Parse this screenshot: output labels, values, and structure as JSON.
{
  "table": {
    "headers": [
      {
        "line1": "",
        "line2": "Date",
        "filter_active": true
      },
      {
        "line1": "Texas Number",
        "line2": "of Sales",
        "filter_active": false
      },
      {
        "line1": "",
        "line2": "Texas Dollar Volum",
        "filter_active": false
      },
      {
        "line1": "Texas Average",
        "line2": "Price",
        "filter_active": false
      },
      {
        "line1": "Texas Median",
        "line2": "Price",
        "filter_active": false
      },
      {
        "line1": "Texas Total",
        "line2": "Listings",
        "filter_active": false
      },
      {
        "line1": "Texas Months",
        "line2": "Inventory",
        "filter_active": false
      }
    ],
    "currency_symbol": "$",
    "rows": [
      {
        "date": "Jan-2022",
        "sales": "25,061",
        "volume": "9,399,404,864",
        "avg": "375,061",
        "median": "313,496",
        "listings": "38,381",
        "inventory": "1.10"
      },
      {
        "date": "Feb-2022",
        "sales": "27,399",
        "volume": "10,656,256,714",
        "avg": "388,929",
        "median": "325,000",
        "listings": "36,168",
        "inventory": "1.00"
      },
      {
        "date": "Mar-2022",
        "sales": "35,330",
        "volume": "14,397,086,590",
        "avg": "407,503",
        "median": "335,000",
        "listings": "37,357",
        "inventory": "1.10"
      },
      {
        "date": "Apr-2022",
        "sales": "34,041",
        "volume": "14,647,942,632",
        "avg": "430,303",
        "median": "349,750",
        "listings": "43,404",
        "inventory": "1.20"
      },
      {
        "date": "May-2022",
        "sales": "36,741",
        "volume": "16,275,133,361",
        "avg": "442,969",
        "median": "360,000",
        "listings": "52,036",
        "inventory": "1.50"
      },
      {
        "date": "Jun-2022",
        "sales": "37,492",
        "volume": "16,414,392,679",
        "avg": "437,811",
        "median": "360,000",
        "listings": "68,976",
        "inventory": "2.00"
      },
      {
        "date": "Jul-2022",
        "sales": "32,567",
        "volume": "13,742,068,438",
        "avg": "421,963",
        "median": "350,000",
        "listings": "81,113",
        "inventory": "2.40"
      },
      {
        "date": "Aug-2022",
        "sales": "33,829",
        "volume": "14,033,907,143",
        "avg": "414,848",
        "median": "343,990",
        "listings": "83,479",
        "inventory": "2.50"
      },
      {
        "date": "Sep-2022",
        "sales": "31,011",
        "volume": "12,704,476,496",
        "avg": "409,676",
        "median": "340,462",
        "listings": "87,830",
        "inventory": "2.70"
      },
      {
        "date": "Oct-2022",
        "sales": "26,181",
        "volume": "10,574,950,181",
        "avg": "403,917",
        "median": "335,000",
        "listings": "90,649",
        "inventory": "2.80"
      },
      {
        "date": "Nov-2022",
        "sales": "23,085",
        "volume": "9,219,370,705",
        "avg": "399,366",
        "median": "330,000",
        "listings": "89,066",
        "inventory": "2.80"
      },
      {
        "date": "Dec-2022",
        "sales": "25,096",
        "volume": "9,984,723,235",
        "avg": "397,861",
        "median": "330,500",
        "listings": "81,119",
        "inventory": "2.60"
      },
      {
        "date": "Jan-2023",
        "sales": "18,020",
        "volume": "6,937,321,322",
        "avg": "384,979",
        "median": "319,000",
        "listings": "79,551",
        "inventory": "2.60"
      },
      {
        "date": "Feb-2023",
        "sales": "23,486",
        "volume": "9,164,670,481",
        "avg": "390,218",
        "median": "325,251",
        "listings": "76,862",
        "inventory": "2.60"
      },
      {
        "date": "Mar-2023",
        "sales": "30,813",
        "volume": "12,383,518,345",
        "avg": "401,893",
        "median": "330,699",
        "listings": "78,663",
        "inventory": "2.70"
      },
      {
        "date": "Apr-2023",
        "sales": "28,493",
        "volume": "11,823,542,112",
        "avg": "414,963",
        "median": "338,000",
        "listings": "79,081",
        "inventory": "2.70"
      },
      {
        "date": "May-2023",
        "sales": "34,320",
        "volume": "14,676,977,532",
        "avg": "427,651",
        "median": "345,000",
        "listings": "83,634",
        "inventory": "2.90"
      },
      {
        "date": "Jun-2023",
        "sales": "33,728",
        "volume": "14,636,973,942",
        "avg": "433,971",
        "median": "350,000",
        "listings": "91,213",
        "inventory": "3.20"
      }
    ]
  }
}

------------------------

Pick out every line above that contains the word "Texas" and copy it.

**REPLY**
        "line1": "Texas Number",
        "line2": "Texas Dollar Volum",
        "line1": "Texas Average",
        "line1": "Texas Median",
        "line1": "Texas Total",
        "line1": "Texas Months",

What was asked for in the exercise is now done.